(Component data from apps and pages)

○ ○ ○ ○ ○ ○ ○

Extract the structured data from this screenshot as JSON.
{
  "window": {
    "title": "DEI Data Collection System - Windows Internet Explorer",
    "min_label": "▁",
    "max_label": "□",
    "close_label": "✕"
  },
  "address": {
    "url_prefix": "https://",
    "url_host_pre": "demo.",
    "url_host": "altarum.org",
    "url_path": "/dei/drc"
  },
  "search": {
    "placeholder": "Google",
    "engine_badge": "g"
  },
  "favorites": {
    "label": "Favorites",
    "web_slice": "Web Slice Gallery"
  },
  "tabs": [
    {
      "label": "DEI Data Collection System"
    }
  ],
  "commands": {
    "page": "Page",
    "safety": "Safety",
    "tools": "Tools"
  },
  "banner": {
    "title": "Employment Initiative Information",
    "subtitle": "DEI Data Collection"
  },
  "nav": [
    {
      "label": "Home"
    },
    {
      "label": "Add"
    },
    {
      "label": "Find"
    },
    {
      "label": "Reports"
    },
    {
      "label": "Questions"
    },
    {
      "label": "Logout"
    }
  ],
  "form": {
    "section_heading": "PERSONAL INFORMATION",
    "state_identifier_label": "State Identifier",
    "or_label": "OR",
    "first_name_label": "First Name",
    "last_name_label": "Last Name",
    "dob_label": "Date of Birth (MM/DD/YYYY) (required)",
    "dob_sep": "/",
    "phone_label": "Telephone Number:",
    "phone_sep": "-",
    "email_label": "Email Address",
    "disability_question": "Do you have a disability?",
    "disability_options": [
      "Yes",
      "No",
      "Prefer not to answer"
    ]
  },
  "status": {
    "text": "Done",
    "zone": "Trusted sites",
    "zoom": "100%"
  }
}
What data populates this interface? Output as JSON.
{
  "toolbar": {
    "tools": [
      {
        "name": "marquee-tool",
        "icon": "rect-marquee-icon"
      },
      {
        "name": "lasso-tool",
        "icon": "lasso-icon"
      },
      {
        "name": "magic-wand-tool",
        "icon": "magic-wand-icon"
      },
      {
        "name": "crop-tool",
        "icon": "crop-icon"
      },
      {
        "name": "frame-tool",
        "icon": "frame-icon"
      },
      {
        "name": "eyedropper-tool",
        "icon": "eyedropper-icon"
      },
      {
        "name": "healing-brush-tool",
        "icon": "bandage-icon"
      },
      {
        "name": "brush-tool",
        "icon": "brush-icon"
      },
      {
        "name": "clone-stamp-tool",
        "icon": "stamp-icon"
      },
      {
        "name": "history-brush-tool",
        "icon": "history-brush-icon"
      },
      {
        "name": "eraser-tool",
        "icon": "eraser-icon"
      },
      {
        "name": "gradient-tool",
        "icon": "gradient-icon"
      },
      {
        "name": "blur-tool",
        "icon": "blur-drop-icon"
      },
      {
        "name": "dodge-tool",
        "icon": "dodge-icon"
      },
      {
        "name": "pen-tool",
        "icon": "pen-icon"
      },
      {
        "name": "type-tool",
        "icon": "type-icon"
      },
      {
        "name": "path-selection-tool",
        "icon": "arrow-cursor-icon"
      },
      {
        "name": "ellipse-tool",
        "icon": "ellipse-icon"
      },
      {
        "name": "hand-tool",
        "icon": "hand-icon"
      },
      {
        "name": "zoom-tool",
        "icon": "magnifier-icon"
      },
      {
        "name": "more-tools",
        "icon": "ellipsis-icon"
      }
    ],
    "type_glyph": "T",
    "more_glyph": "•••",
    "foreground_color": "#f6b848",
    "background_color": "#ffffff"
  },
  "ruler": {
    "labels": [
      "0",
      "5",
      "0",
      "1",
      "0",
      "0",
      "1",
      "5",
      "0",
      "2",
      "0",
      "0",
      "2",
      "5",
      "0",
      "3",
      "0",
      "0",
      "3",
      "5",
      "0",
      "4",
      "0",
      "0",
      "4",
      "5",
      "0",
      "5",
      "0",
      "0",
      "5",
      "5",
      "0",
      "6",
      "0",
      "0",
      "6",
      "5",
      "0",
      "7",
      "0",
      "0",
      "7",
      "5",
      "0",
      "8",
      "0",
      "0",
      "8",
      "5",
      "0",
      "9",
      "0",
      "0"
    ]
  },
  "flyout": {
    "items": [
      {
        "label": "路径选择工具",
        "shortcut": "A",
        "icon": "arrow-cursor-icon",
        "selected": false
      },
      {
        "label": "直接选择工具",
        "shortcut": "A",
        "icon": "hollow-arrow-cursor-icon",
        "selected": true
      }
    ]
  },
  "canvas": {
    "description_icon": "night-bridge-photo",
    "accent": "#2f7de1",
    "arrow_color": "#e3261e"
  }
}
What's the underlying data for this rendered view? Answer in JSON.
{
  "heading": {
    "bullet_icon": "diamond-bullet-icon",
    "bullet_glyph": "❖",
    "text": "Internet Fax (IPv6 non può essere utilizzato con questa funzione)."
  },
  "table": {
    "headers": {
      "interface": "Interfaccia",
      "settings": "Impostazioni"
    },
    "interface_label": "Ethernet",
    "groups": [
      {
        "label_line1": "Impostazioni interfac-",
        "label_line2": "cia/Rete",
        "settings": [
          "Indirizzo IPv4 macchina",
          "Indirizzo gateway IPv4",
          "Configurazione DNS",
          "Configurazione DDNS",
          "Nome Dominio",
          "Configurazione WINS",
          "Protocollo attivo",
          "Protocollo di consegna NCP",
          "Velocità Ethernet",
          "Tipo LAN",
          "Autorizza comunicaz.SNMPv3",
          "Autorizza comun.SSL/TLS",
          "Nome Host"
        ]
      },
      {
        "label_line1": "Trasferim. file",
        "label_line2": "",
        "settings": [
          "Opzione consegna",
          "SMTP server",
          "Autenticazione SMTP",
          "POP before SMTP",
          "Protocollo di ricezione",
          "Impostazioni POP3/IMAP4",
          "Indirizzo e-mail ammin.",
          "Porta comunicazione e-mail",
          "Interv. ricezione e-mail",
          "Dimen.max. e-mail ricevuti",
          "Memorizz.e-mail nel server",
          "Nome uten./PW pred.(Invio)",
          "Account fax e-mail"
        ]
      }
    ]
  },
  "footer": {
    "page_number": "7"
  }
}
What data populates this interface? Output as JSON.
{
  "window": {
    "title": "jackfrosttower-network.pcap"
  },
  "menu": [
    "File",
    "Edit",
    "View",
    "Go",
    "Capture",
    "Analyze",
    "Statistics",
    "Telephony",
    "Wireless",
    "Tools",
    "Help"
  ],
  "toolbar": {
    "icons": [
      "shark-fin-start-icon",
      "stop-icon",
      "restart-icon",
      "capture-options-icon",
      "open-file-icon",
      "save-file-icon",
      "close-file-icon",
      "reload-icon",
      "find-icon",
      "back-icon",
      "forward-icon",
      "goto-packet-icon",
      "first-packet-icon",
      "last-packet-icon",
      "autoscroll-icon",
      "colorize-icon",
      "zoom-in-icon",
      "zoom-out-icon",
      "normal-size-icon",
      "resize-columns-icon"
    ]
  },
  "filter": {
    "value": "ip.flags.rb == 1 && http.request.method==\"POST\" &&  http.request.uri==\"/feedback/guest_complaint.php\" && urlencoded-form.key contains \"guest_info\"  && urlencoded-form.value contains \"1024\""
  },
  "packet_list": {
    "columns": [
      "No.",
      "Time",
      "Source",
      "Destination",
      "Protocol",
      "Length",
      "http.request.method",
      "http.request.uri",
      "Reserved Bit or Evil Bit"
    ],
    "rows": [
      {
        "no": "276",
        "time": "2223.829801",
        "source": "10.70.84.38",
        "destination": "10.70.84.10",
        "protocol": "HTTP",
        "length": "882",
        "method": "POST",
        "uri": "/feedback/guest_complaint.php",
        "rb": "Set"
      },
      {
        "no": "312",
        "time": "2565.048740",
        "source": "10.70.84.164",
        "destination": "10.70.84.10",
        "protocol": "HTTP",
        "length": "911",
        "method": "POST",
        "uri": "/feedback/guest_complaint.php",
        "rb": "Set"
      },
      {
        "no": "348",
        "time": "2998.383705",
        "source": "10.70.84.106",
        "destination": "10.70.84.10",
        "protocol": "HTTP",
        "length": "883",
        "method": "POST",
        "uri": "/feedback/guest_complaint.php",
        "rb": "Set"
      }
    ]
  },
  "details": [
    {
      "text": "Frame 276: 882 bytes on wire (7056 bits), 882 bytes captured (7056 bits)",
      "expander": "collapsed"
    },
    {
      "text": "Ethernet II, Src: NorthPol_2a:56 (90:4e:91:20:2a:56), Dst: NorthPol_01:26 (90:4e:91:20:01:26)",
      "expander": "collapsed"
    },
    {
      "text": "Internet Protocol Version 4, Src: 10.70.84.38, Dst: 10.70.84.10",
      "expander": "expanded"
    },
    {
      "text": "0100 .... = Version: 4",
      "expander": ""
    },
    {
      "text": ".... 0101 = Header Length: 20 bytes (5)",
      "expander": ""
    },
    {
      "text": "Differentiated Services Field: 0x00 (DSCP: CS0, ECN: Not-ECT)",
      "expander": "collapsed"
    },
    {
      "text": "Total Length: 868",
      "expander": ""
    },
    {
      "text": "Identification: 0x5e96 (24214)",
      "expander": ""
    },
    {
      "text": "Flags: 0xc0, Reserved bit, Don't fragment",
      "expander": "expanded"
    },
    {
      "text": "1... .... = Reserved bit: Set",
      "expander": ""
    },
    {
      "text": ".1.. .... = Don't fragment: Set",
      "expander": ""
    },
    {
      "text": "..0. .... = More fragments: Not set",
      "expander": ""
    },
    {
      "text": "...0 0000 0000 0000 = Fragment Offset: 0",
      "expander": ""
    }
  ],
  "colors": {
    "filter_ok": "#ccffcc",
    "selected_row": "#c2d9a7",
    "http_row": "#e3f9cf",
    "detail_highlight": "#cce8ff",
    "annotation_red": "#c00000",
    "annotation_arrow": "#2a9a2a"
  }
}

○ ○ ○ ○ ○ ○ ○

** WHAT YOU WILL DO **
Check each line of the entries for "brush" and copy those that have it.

** THE COMPLETED TASK **
        "name": "healing-brush-tool",
        "name": "brush-tool",
        "icon": "brush-icon"
        "name": "history-brush-tool",
        "icon": "history-brush-icon"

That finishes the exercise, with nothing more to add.